- [Your goal]: Make an exact copy of all the records that follow, apart from the pictures.

Items from an interface collection
[Start of section]
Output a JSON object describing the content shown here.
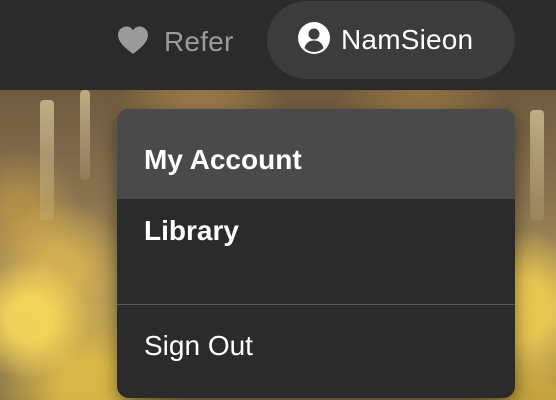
{
  "header": {
    "refer": {
      "label": "Refer",
      "icon": "heart-icon"
    },
    "user": {
      "name": "NamSieon",
      "icon": "user-circle-icon"
    }
  },
  "account_menu": {
    "items": [
      {
        "label": "My Account",
        "weight": "bold",
        "highlighted": true
      },
      {
        "label": "Library",
        "weight": "bold",
        "highlighted": false
      },
      {
        "label": "Sign Out",
        "weight": "normal",
        "highlighted": false
      }
    ]
  },
  "colors": {
    "header_bg": "#2b2b2b",
    "pill_bg": "#3c3c3c",
    "menu_bg": "#2b2b2b",
    "menu_highlight": "#4a4a4a",
    "refer_text": "#9b9b9b",
    "text": "#ffffff"
  }
}
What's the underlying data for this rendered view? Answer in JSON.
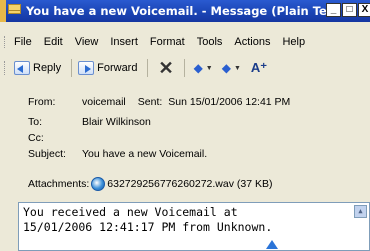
{
  "window": {
    "title": "You have a new Voicemail. - Message (Plain Te...",
    "min_symbol": "_",
    "max_symbol": "□",
    "close_symbol": "X"
  },
  "menu": [
    "File",
    "Edit",
    "View",
    "Insert",
    "Format",
    "Tools",
    "Actions",
    "Help"
  ],
  "toolbar": {
    "reply_label": "Reply",
    "forward_label": "Forward",
    "delete_symbol": "✕",
    "font_symbol": "A⁺"
  },
  "header": {
    "from_label": "From:",
    "from_value": "voicemail",
    "sent_label": "Sent:",
    "sent_value": "Sun 15/01/2006 12:41 PM",
    "to_label": "To:",
    "to_value": "Blair Wilkinson",
    "cc_label": "Cc:",
    "cc_value": "",
    "subject_label": "Subject:",
    "subject_value": "You have a new Voicemail.",
    "attachments_label": "Attachments:",
    "attachment_file": "632729256776260272.wav (37 KB)"
  },
  "body": {
    "line1": "You received a new Voicemail at",
    "line2": "15/01/2006 12:41:17 PM from Unknown."
  }
}
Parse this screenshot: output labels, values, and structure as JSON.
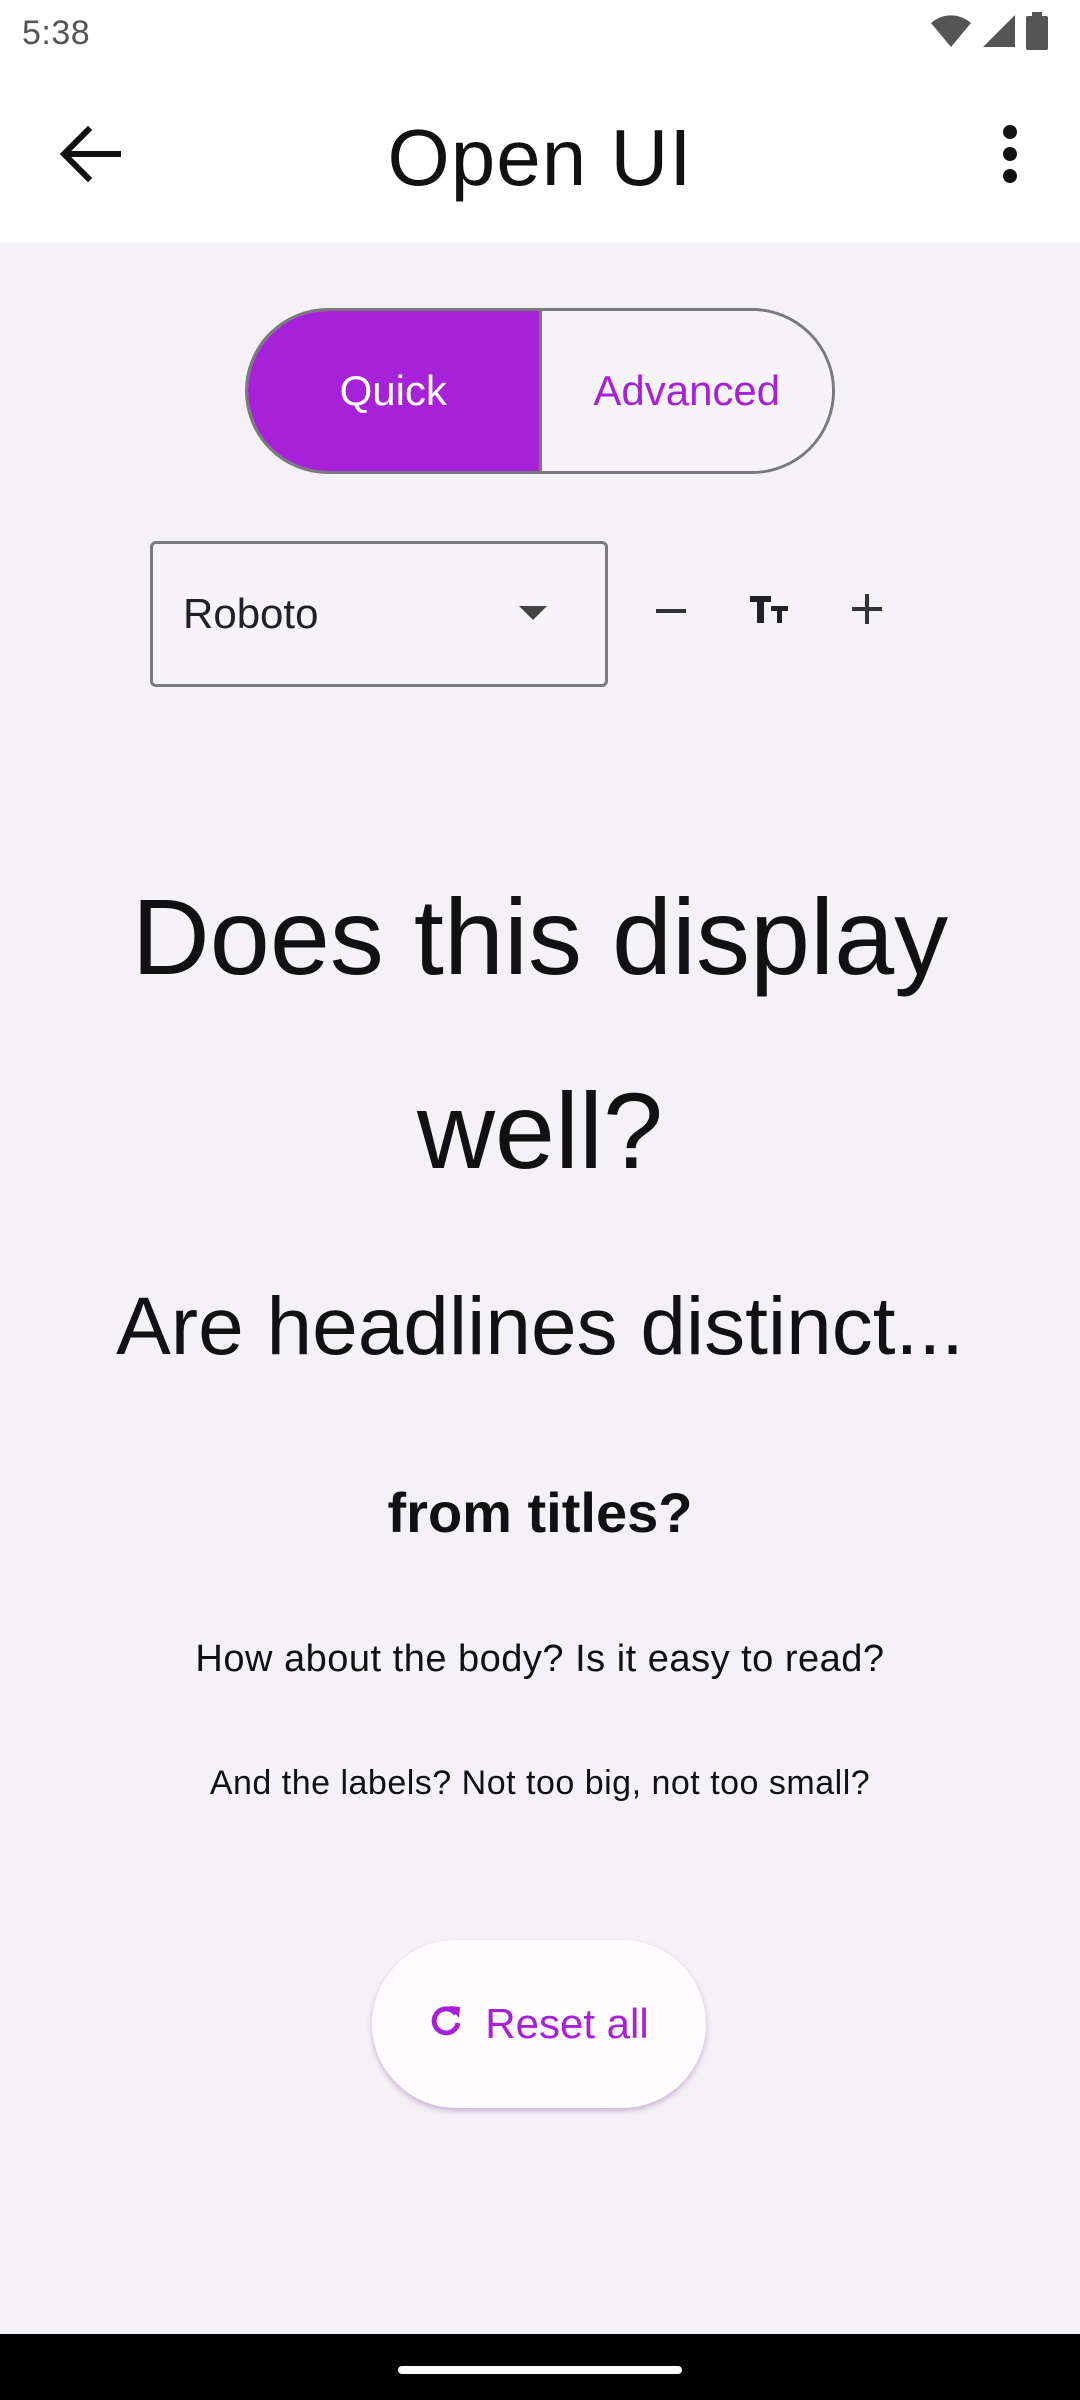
{
  "status_bar": {
    "time": "5:38",
    "icons": [
      "wifi-icon",
      "signal-icon",
      "battery-icon"
    ]
  },
  "app_bar": {
    "title": "Open UI",
    "back_icon": "arrow-back-icon",
    "menu_icon": "more-vert-icon"
  },
  "mode_toggle": {
    "options": [
      {
        "label": "Quick",
        "selected": true
      },
      {
        "label": "Advanced",
        "selected": false
      }
    ]
  },
  "font_controls": {
    "font_family_value": "Roboto",
    "decrease_icon": "minus-icon",
    "text_size_icon": "text-size-icon",
    "increase_icon": "plus-icon"
  },
  "preview": {
    "display": "Does this display well?",
    "headline": "Are headlines distinct...",
    "title": "from titles?",
    "body": "How about the body? Is it easy to read?",
    "label": "And the labels? Not too big, not too small?"
  },
  "reset": {
    "label": "Reset all",
    "icon": "refresh-icon"
  },
  "colors": {
    "accent": "#a621d8",
    "background": "#f4f2f6",
    "app_bar": "#ffffff"
  }
}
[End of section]
- [Solution for this problem]:
Output a JSON object describing the content shown here.
{
  "header": {
    "refer": {
      "label": "Refer",
      "icon": "heart-icon"
    },
    "user": {
      "name": "NamSieon",
      "icon": "user-circle-icon"
    }
  },
  "account_menu": {
    "items": [
      {
        "label": "My Account",
        "weight": "bold",
        "highlighted": true
      },
      {
        "label": "Library",
        "weight": "bold",
        "highlighted": false
      },
      {
        "label": "Sign Out",
        "weight": "normal",
        "highlighted": false
      }
    ]
  },
  "colors": {
    "header_bg": "#2b2b2b",
    "pill_bg": "#3c3c3c",
    "menu_bg": "#2b2b2b",
    "menu_highlight": "#4a4a4a",
    "refer_text": "#9b9b9b",
    "text": "#ffffff"
  }
}
What's the underlying data for this rendered view? Answer in JSON.
{
  "window": {
    "title": "You have a new Voicemail. - Message (Plain Te...",
    "min_symbol": "_",
    "max_symbol": "□",
    "close_symbol": "X"
  },
  "menu": [
    "File",
    "Edit",
    "View",
    "Insert",
    "Format",
    "Tools",
    "Actions",
    "Help"
  ],
  "toolbar": {
    "reply_label": "Reply",
    "forward_label": "Forward",
    "delete_symbol": "✕",
    "font_symbol": "A⁺"
  },
  "header": {
    "from_label": "From:",
    "from_value": "voicemail",
    "sent_label": "Sent:",
    "sent_value": "Sun 15/01/2006 12:41 PM",
    "to_label": "To:",
    "to_value": "Blair Wilkinson",
    "cc_label": "Cc:",
    "cc_value": "",
    "subject_label": "Subject:",
    "subject_value": "You have a new Voicemail.",
    "attachments_label": "Attachments:",
    "attachment_file": "632729256776260272.wav (37 KB)"
  },
  "body": {
    "line1": "You received a new Voicemail at",
    "line2": "15/01/2006 12:41:17 PM from Unknown."
  }
}
Parse this screenshot: output labels, values, and structure as JSON.
{
  "status_bar": {
    "time": "5:38",
    "icons": [
      "wifi-icon",
      "signal-icon",
      "battery-icon"
    ]
  },
  "app_bar": {
    "title": "Open UI",
    "back_icon": "arrow-back-icon",
    "menu_icon": "more-vert-icon"
  },
  "mode_toggle": {
    "options": [
      {
        "label": "Quick",
        "selected": true
      },
      {
        "label": "Advanced",
        "selected": false
      }
    ]
  },
  "font_controls": {
    "font_family_value": "Roboto",
    "decrease_icon": "minus-icon",
    "text_size_icon": "text-size-icon",
    "increase_icon": "plus-icon"
  },
  "preview": {
    "display": "Does this display well?",
    "headline": "Are headlines distinct...",
    "title": "from titles?",
    "body": "How about the body? Is it easy to read?",
    "label": "And the labels? Not too big, not too small?"
  },
  "reset": {
    "label": "Reset all",
    "icon": "refresh-icon"
  },
  "colors": {
    "accent": "#a621d8",
    "background": "#f4f2f6",
    "app_bar": "#ffffff"
  }
}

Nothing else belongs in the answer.